    This annoyed me. Greatly. But not for the reason you might think. I’ve been wearing pads a lot when I skate these days. If had worn my knee pads, this injury would not have happened. My board would have just glanced off the cap, and I would have kept skating like nothing had occurred. Instead, my session was over, I was limping, and even as I type this, I have a nice sized “egg” on my knee cap. I imagine I won’t be skating tomorrow because of it, either. And it was totally, 100% preventable. So, why wasn’t I wearing my pads tonight? I wanted to, but didn't. Why? The short answer: I was too self-conscious (e.g. awkward/kook/embarrassed) to do so around my friend. And that, that, is what bothers me the most about this situation. Even more than the lump on my knee. Even more than the fact that I had to stop skating tonight because of a dumb, preventable injury. Even more than the fact that I might not be able to skate tomorrow. Why did I get hurt tonight? Why did I have to stop skating? Why might I miss out on skating tomorrow? Because of my ego. My fucking ego. How fucking lame is that? And it’s not like he hasn’t seen Instagram clips of me skating in pads before. And not like he doesn’t know I now have some “pre-existing conditions” from my ankle/leg break. And not like he doesn’t know I am 48-fucking-years old, and am trying to skate for as long as I can. And it’s not like we are in high school anymore. And it’s not like I am one to normally give into these kind of obtuse social fears…but there it is.
    I supported my friend tonight before he goes into major surgery, with an unknown outcome to his skate career. I am happy I did that.
    I did a switch stance 360 flip tonight, which has not happened in a very, very, very long time. I am happy about that, too.
    I also got physically injured tonight, because I was fearful of abstract existential injury caused by using something designed to prevent injury (man, the levels of irony in that one). I am not happy about that.
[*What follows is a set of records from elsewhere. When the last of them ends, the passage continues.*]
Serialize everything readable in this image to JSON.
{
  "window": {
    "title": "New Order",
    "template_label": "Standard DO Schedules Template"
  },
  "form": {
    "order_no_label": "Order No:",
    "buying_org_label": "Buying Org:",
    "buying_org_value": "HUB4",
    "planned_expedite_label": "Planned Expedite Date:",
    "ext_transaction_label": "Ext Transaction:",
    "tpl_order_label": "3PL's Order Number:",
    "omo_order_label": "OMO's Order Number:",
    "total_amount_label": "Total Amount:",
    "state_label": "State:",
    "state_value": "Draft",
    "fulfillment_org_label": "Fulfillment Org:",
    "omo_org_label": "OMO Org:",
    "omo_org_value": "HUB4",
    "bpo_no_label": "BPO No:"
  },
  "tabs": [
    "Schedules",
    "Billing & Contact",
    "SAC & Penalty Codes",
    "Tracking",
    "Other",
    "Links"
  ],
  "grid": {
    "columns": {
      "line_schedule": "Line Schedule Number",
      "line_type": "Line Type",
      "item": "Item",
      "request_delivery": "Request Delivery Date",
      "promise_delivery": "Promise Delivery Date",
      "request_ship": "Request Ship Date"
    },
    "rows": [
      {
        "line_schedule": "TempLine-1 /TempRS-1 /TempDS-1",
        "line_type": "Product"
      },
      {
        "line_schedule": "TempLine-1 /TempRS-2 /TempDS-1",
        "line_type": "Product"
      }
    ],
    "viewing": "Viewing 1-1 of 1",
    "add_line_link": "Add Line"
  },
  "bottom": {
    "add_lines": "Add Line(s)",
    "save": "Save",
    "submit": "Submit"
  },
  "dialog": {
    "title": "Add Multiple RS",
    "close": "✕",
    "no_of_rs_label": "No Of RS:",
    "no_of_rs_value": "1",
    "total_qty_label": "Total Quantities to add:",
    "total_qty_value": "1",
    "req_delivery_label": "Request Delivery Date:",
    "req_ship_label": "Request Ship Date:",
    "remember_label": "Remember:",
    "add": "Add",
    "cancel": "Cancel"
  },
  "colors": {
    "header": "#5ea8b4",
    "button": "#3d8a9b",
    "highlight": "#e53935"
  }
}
    I hope that next time I skate with him, that he has a much stronger, healthier hip. And that I have much stronger, healthier sense of self.